Botfly larvae, also known as warbles, are another type of external parasite that can affect cats. These larvae burrow into a cat’s skin and can cause swelling, infection, and discomfort.
If your cat is infested with botfly larvae, you may notice raised lumps or swelling on their skin. These lumps may be accompanied by redness, pain, or discharge. Cats may also exhibit signs of discomfort or irritation in the affected areas.
Diagnosing botfly larvae infestation is typically done through a thorough examination by a veterinarian. They may perform a physical examination, inspect the affected areas, and possibly take samples for microscopic examination.
Treatment for botfly larvae infestation often involves the removal of the larvae under local anesthesia. Your veterinarian will carefully extract the larvae and clean the affected area. Antibiotics or other medications may be prescribed to prevent infection and promote healing.
Heartworms are an internal parasite that can affect cats. While more commonly associated with dogs, cats are also at risk of heartworm infection through mosquito bites.
Heartworms are transmitted when a mosquito carrying the infective larvae bites a cat. The larvae then migrate through the cat’s bloodstream and mature into adult heartworms in the heart and lungs. It is crucial to protect your cat from mosquito bites to prevent heartworm infestation.
Preventative measures, such as monthly heartworm preventatives, are essential to keep cats safe from heartworms. These medications work by killing the immature heartworm larvae and preventing any further development. Discuss with your veterinarian the most suitable preventative treatment for your cat.
Symptoms of heartworm infestation in cats can vary widely, ranging from no obvious signs to severe respiratory distress. Cats may exhibit coughing, difficulty breathing, weight loss, or even sudden collapse. It is crucial to seek veterinary care if you suspect your cat may have heartworms.
Diagnosing heartworms in cats can be challenging, as the infection is often silent or presents with nonspecific symptoms. Tests such as blood tests, X-rays, and ultrasounds may be used to aid in diagnosis.
Unfortunately, there is no specific treatment for heartworm infestation in cats as there is for dogs. Treatment often focuses on managing symptoms and providing supportive care. It is crucial to consult with a veterinarian for guidance if your cat is diagnosed with heartworms.

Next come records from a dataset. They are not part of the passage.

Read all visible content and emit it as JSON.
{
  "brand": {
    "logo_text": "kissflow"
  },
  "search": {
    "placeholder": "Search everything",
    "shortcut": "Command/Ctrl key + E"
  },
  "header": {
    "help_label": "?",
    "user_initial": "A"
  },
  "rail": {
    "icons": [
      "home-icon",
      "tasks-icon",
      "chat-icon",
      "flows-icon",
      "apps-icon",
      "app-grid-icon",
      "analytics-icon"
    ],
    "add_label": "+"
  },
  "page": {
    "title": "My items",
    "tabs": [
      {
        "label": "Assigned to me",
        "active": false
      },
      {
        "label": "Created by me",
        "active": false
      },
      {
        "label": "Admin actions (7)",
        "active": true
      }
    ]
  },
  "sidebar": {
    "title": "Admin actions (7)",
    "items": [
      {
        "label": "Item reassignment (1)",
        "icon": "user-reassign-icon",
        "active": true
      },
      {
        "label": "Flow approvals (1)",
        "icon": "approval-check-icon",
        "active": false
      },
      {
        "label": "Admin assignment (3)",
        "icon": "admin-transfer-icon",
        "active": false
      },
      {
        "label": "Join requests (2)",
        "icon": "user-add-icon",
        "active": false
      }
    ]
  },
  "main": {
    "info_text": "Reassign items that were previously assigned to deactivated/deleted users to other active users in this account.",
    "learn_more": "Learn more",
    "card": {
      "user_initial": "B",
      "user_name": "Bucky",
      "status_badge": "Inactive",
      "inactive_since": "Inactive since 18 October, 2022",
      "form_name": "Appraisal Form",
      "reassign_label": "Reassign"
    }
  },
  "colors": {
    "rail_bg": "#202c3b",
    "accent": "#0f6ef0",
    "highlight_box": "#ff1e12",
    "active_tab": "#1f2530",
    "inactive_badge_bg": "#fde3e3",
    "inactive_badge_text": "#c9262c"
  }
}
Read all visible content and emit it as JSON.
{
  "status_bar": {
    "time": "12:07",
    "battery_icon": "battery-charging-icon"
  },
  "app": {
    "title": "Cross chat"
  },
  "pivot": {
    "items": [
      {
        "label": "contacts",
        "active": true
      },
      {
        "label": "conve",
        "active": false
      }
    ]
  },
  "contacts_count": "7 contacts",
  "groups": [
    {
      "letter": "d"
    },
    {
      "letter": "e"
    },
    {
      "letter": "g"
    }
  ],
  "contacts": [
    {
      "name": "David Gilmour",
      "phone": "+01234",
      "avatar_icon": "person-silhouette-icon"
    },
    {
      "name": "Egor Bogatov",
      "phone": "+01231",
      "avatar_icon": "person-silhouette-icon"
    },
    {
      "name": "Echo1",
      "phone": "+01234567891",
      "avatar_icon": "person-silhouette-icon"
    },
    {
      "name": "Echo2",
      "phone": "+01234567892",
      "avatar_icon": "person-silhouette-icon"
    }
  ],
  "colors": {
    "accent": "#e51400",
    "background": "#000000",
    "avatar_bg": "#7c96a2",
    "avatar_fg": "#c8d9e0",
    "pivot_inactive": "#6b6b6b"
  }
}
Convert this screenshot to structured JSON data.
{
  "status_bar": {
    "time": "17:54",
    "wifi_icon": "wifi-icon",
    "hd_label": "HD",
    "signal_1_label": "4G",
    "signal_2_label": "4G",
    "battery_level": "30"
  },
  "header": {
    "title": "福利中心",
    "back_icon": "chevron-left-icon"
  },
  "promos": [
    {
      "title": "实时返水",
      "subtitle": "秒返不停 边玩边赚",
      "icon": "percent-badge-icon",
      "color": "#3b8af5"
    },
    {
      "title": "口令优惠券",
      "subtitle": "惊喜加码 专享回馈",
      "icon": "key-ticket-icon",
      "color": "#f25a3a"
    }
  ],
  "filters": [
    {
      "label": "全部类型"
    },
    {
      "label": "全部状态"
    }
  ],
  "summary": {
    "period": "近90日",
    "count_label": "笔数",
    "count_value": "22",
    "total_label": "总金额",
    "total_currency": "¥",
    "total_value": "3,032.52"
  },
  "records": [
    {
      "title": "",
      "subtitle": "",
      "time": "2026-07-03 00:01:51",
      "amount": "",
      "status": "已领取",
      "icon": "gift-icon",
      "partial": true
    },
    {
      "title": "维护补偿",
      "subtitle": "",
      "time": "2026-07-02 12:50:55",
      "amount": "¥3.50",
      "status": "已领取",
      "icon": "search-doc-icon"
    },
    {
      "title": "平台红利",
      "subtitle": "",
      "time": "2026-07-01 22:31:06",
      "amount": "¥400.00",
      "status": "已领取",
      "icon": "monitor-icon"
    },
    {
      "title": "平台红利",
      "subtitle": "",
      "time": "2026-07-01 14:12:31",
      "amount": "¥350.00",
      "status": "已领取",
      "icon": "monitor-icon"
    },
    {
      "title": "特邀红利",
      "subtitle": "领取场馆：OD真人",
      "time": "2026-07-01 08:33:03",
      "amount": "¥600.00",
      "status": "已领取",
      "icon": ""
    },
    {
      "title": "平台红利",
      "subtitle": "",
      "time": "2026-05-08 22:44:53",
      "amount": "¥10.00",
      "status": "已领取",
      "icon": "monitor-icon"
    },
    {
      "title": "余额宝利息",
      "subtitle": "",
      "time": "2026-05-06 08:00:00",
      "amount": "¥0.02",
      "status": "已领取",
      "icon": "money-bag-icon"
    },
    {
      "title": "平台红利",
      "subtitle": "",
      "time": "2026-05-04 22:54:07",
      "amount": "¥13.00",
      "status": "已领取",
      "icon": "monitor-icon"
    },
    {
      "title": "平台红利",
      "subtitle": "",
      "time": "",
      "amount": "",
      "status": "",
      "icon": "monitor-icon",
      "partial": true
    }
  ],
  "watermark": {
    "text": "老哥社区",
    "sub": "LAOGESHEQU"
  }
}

As responsible cat owners, it is vital to stay educated about the various external parasites that can affect our feline friends. By understanding their symptoms, diagnosis methods, and treatment options, we can provide the best care for our cats and keep them healthy and parasite-free. It is always recommended to consult with a veterinarian for accurate diagnosis and appropriate treatment of any parasitic infestations.